Oh look, another Beatles number-one single! Considering that they have the greatest amount of number-one singles of any other artist in history (twenty!), I have a feeling that we won’t be saying “goodbye” to these four British lads anytime soon. This song is the group’s fifteenth Hot 100 chart-topper, and it stayed at that spot for three consecutive weeks at the end of 1967 and the start of 1968. The best part about covering this track, though, is that it reveals another dimension of this internationally popular band that wasn’t immediately prevalent with “Can’t Buy Me Love”. Indeed, this single marks our introduction to the psychedelic side of the Beatles, at least through this challenge.
This single comes off the US release of the Beatles’ double-EP Magical Mystery Tour, which is also the soundtrack album of their 1967 film of the same name.

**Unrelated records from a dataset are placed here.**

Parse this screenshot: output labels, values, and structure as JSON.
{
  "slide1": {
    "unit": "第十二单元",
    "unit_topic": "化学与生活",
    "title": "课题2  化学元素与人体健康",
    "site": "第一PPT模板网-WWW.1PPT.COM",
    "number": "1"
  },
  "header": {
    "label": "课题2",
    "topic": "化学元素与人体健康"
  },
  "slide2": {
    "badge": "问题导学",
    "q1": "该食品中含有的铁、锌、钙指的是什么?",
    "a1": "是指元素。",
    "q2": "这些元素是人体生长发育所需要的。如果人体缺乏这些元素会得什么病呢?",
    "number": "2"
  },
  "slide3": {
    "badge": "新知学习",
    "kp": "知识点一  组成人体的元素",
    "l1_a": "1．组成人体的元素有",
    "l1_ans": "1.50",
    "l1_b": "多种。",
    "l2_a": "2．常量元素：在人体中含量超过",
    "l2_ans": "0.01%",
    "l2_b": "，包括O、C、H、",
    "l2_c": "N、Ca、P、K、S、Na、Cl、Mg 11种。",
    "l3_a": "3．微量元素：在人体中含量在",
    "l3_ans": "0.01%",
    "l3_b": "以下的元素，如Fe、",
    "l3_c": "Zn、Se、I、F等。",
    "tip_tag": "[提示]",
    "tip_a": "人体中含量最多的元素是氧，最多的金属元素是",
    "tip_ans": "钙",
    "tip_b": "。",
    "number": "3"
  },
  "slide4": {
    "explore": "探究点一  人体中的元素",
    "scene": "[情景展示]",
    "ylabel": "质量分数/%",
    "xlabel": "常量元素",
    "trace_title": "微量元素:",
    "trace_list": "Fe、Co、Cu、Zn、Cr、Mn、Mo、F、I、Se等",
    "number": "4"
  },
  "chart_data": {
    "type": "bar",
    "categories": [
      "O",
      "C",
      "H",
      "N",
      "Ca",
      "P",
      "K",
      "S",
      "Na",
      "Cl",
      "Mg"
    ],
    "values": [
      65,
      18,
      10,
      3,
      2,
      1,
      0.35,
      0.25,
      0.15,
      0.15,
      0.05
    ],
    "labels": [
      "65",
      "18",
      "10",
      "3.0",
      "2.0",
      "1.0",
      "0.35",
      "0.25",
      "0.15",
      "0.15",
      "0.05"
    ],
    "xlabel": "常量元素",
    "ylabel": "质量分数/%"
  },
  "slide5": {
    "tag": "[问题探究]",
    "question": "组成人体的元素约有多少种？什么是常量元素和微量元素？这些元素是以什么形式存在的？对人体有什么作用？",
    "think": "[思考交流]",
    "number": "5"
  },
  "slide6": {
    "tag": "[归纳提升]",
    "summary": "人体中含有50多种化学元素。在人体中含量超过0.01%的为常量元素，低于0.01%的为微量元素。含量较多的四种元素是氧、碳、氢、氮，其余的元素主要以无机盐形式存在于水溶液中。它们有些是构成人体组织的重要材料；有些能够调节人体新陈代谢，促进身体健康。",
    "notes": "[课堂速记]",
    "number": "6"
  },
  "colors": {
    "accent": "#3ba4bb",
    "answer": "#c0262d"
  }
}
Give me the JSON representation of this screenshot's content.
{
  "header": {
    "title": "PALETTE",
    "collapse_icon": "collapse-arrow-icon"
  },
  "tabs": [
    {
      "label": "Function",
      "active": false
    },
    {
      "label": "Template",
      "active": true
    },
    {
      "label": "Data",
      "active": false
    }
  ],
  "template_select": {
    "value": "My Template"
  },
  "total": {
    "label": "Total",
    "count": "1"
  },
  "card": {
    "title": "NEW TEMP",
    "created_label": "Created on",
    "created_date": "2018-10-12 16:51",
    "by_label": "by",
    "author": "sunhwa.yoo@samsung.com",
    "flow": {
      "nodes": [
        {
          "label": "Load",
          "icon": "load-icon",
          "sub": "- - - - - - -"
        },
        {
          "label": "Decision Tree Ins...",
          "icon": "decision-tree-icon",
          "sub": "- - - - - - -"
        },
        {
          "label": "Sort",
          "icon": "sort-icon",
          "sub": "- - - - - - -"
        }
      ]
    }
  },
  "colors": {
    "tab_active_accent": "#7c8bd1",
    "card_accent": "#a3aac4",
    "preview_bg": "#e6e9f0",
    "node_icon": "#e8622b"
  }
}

Essentially, the songs off this album were meant to further build off the innovative sounds and themes presented in their groundbreaking album of the previous year, Sgt. Pepper’s Lonely Hearts Club Band. The best way I could describe Magical Mystery Tour (the album, since I have yet to watch the film) is as sort of a lesser Sgt. Pepper’s – the dreamy sonic structure and erratic, often improvised instrumentation is all there, but the songs are far less hard-hitting and memorable. Still, like basically any Beatles record, it’s worth a listen, especially since this is easily the group’s most strange era.
“Hello, Goodbye” specifically was the band’s first single release since the sudden death of their manager Brian Epstein. It was composed through a spontaneous word association exercise between Paul McCartney and assistance Alistair Taylor. Thus, although this song is credited toward Lennon-McCartney, it is first and foremost a McCartney composition. One of the most immediately notable aspects of this song is its lyricism, composed entirely of a series of words and their antonyms: “You say, ‘yes’; I say, ‘no’ / You say, ‘stop” and I say, ‘go, go, go”… You say, ‘goodbye” and I say, ‘hello'”. It’s simplistic and really quite silly, but the melody is instantly accessible and catchy. With its marching beat and simple sing-song chord structure, it wouldn’t be surprising to find yourself singing along after the chorus’s second go.
Specifically, McCartney has noted the song’s specific theme of duality, with his belief that dualities – such as light/dark, man/woman, etc. – are the core meaning to the world, and this song aims to emphasize “the more positive side of duality” (his words in quotes). Honestly, while I understand the intention on boiling this overarching theme of duality into its simplest parts, I am not fully convinced that this is a positive take on the phenomenon of opposites. Sure, George Martin’s production is bright and sunny, which definitely brings about that connotation of bliss and joy – but the lyrics themselves seem to merely state that opposites just exist, in neutral terms.
There are quite a few Beatles songs I genuinely love, but “Hello, Goodbye” just isn’t one of them. The B-side, on the other hand, is the John Lennon-penned “I Am the Walrus”, which I genuinely think is one of the strongest tracks on all of Magical Mystery Tour. Apparently, Lennon was pretty pissed about the label deciding upon McCartney’s single as the A-side on this record – and in this case, I’m on his side. While “I Am the Walrus” is delightfully weird and surreal, “Hello, Goodbye” just feels blandly commercial, especially when placed next to any of the Sgt. Pepper’s tracks the band had put out only a year prior. Had it been the other way around, we would have been talking about a very different single right now. As is, though, I wouldn’t miss giving this a listen, but I would hesitate before adding it to my collection.